(Dataset excerpts)
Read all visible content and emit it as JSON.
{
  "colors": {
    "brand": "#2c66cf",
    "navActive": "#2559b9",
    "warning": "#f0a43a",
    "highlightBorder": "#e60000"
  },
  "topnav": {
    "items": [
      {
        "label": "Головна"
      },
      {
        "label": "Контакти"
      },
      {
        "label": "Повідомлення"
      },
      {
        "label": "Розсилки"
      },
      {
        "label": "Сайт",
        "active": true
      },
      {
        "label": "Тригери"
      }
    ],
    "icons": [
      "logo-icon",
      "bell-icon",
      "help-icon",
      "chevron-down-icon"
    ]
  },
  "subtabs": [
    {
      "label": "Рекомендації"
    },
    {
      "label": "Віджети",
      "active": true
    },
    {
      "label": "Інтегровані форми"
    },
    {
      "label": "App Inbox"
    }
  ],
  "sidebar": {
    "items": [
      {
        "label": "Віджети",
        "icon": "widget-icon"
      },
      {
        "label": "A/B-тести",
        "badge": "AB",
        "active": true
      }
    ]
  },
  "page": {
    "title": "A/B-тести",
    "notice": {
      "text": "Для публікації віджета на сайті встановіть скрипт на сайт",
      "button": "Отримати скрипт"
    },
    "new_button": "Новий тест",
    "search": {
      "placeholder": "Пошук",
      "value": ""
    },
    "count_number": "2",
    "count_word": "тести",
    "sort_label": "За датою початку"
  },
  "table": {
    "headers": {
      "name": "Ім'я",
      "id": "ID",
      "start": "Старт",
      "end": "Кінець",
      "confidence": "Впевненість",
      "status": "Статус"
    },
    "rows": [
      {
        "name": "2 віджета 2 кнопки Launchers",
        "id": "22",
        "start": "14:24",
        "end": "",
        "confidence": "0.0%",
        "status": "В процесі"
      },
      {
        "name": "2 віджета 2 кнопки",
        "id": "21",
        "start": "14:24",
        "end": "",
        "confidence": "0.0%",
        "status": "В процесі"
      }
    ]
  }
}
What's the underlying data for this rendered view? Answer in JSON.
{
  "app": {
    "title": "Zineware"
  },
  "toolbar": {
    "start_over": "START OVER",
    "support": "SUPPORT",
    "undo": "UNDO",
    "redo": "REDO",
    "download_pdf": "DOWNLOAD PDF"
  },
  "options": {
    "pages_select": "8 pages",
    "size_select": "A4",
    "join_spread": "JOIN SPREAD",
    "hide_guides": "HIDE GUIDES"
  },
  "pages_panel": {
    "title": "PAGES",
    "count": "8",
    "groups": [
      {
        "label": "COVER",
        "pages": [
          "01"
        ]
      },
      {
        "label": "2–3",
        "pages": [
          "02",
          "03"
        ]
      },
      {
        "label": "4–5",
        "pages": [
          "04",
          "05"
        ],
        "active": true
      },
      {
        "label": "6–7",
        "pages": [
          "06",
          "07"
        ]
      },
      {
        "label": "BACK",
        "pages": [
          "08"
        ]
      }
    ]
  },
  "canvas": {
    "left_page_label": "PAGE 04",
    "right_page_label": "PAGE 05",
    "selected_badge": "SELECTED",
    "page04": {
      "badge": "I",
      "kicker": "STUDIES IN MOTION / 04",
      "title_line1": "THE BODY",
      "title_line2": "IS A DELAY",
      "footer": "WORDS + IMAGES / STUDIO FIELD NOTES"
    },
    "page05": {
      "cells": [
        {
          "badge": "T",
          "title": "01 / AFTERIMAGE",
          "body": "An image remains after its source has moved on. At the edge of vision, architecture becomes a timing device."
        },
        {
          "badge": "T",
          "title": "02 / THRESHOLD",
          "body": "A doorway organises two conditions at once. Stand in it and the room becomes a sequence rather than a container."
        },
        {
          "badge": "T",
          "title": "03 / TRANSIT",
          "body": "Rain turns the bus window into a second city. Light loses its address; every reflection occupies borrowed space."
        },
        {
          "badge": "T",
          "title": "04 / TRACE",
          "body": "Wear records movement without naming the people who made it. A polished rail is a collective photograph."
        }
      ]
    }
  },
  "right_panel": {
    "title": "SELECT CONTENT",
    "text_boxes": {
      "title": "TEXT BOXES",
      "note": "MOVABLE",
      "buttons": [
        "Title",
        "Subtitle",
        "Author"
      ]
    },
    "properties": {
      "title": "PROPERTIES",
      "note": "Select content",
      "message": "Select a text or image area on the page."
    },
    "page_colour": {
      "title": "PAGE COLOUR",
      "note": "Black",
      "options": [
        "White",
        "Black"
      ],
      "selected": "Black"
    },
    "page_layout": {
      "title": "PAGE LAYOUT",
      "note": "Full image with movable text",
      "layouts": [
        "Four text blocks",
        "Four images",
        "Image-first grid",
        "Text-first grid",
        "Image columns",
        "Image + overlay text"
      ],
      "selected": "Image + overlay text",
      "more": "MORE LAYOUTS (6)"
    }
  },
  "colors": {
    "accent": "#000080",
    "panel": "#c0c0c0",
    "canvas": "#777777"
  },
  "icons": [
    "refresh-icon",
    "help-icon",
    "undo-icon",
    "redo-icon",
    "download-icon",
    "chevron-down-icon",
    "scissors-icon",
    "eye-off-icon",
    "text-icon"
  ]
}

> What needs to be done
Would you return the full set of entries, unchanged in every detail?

> Answer
Read all visible content and emit it as JSON.
{
  "colors": {
    "brand": "#2c66cf",
    "navActive": "#2559b9",
    "warning": "#f0a43a",
    "highlightBorder": "#e60000"
  },
  "topnav": {
    "items": [
      {
        "label": "Головна"
      },
      {
        "label": "Контакти"
      },
      {
        "label": "Повідомлення"
      },
      {
        "label": "Розсилки"
      },
      {
        "label": "Сайт",
        "active": true
      },
      {
        "label": "Тригери"
      }
    ],
    "icons": [
      "logo-icon",
      "bell-icon",
      "help-icon",
      "chevron-down-icon"
    ]
  },
  "subtabs": [
    {
      "label": "Рекомендації"
    },
    {
      "label": "Віджети",
      "active": true
    },
    {
      "label": "Інтегровані форми"
    },
    {
      "label": "App Inbox"
    }
  ],
  "sidebar": {
    "items": [
      {
        "label": "Віджети",
        "icon": "widget-icon"
      },
      {
        "label": "A/B-тести",
        "badge": "AB",
        "active": true
      }
    ]
  },
  "page": {
    "title": "A/B-тести",
    "notice": {
      "text": "Для публікації віджета на сайті встановіть скрипт на сайт",
      "button": "Отримати скрипт"
    },
    "new_button": "Новий тест",
    "search": {
      "placeholder": "Пошук",
      "value": ""
    },
    "count_number": "2",
    "count_word": "тести",
    "sort_label": "За датою початку"
  },
  "table": {
    "headers": {
      "name": "Ім'я",
      "id": "ID",
      "start": "Старт",
      "end": "Кінець",
      "confidence": "Впевненість",
      "status": "Статус"
    },
    "rows": [
      {
        "name": "2 віджета 2 кнопки Launchers",
        "id": "22",
        "start": "14:24",
        "end": "",
        "confidence": "0.0%",
        "status": "В процесі"
      },
      {
        "name": "2 віджета 2 кнопки",
        "id": "21",
        "start": "14:24",
        "end": "",
        "confidence": "0.0%",
        "status": "В процесі"
      }
    ]
  }
}
What's the underlying data for this rendered view? Answer in JSON.
{
  "app": {
    "title": "Zineware"
  },
  "toolbar": {
    "start_over": "START OVER",
    "support": "SUPPORT",
    "undo": "UNDO",
    "redo": "REDO",
    "download_pdf": "DOWNLOAD PDF"
  },
  "options": {
    "pages_select": "8 pages",
    "size_select": "A4",
    "join_spread": "JOIN SPREAD",
    "hide_guides": "HIDE GUIDES"
  },
  "pages_panel": {
    "title": "PAGES",
    "count": "8",
    "groups": [
      {
        "label": "COVER",
        "pages": [
          "01"
        ]
      },
      {
        "label": "2–3",
        "pages": [
          "02",
          "03"
        ]
      },
      {
        "label": "4–5",
        "pages": [
          "04",
          "05"
        ],
        "active": true
      },
      {
        "label": "6–7",
        "pages": [
          "06",
          "07"
        ]
      },
      {
        "label": "BACK",
        "pages": [
          "08"
        ]
      }
    ]
  },
  "canvas": {
    "left_page_label": "PAGE 04",
    "right_page_label": "PAGE 05",
    "selected_badge": "SELECTED",
    "page04": {
      "badge": "I",
      "kicker": "STUDIES IN MOTION / 04",
      "title_line1": "THE BODY",
      "title_line2": "IS A DELAY",
      "footer": "WORDS + IMAGES / STUDIO FIELD NOTES"
    },
    "page05": {
      "cells": [
        {
          "badge": "T",
          "title": "01 / AFTERIMAGE",
          "body": "An image remains after its source has moved on. At the edge of vision, architecture becomes a timing device."
        },
        {
          "badge": "T",
          "title": "02 / THRESHOLD",
          "body": "A doorway organises two conditions at once. Stand in it and the room becomes a sequence rather than a container."
        },
        {
          "badge": "T",
          "title": "03 / TRANSIT",
          "body": "Rain turns the bus window into a second city. Light loses its address; every reflection occupies borrowed space."
        },
        {
          "badge": "T",
          "title": "04 / TRACE",
          "body": "Wear records movement without naming the people who made it. A polished rail is a collective photograph."
        }
      ]
    }
  },
  "right_panel": {
    "title": "SELECT CONTENT",
    "text_boxes": {
      "title": "TEXT BOXES",
      "note": "MOVABLE",
      "buttons": [
        "Title",
        "Subtitle",
        "Author"
      ]
    },
    "properties": {
      "title": "PROPERTIES",
      "note": "Select content",
      "message": "Select a text or image area on the page."
    },
    "page_colour": {
      "title": "PAGE COLOUR",
      "note": "Black",
      "options": [
        "White",
        "Black"
      ],
      "selected": "Black"
    },
    "page_layout": {
      "title": "PAGE LAYOUT",
      "note": "Full image with movable text",
      "layouts": [
        "Four text blocks",
        "Four images",
        "Image-first grid",
        "Text-first grid",
        "Image columns",
        "Image + overlay text"
      ],
      "selected": "Image + overlay text",
      "more": "MORE LAYOUTS (6)"
    }
  },
  "colors": {
    "accent": "#000080",
    "panel": "#c0c0c0",
    "canvas": "#777777"
  },
  "icons": [
    "refresh-icon",
    "help-icon",
    "undo-icon",
    "redo-icon",
    "download-icon",
    "chevron-down-icon",
    "scissors-icon",
    "eye-off-icon",
    "text-icon"
  ]
}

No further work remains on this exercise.